Normally, people contemplating a divorce and have no idea what to expect from it. Many divorces have seen on television or in the movies, and often personally know someone who has been through a divorce. More and more often people also experience the divorce of their parents. Despite these experiences, “second hand” to face his own divorce is one of the most traumatic events in life. You face not only the legal conclusion of one of the most important relationships in your life, you should also start thinking about unpleasant, such as division of property and finding a new home situations. In many cases, you also have to pass the bitter pill of not seeing their children daily.
The prediction and divorce are not terms that go hand in hand, but have realistic expectations will help or be satisfied with the outcome of your divorce. For the same reason, it is important to understand what divorce can and can not do for you.
Division of property:
A Family Court seeks to divide the assets of a marriage in the most economical way possible. In most states the following are excluded from this division: property acquired before marriage, goods that were a gift, or property that is inherited. In some states (where community property are recognized) this leads to a distribution of 50 percent of property acquired during marriage for each of the parties. Other States (where community property is not recognized) the financial circumstances of the couple, their future financial plans and other relevant issues are reviewed. All this in order to make a fair distribution of goods.
Because the division of property is never predictable, it is best to hire a lawyer to negotiate ahead and set the division of property with your spouse’s attorney.
For example, it may happen that while you would love to keep you home, it is more importnat to keep your business. Therefore, you could give up your home in exchange for the business. Thus, you could come to a mutual agreement with your spouse to divide the assets.
Support obligations. The court will also determine who has the obligation to provide support to a partner. This support may be through the support of a child (a), or the support of your spouse (also called “pension”). Payments for support of a child is largely set by state law, but it is not surprising that these standards are changed. Also, child support orders depend on custody agreements. In general, spousal support depends on the facts underlying each divorce and financial circumstances of the couple; therefore the final court decision is often very difficult.
Legal custody and visitation:

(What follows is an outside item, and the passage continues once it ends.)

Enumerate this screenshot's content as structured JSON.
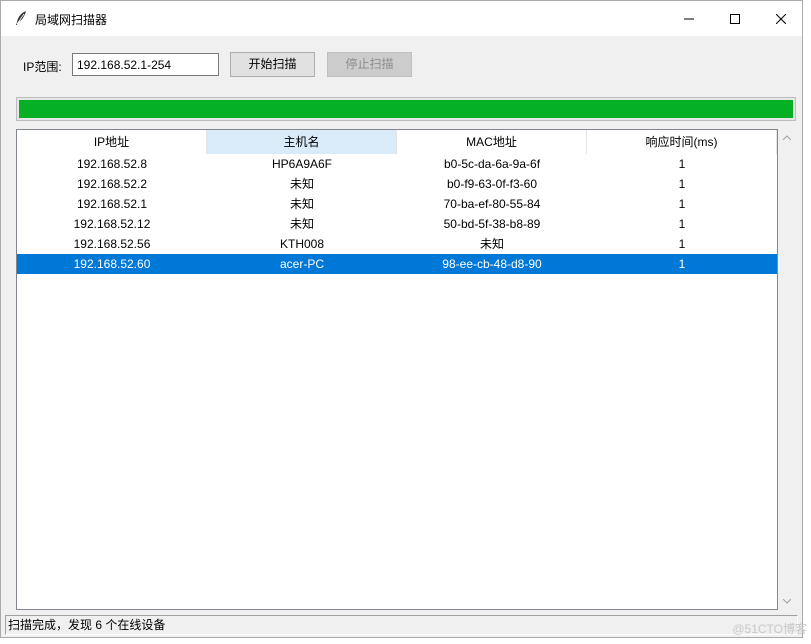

In addition to the distribution of goods, the other main function of divorce is to establish a legal child custody and visitation schedule. This is not predictable. Although courts often try to make decisions based on facts established that pose “in the best interests” of the child, these decisions can vary between cases. After all, in making decisions regarding custody, judges are naturally influenced by their own beliefs, opinions and values. Judges usually hear the worst of people during trial custody. So, based on his limited perspective on the lives of parents, a family court does not always take the most “beneficial” decision regarding custody. Again, negotiation and agreements are important options that should be borne in mind. Whoever must go through a divorce, especially those with children, will benefit if you come to a mutual agreement for custody.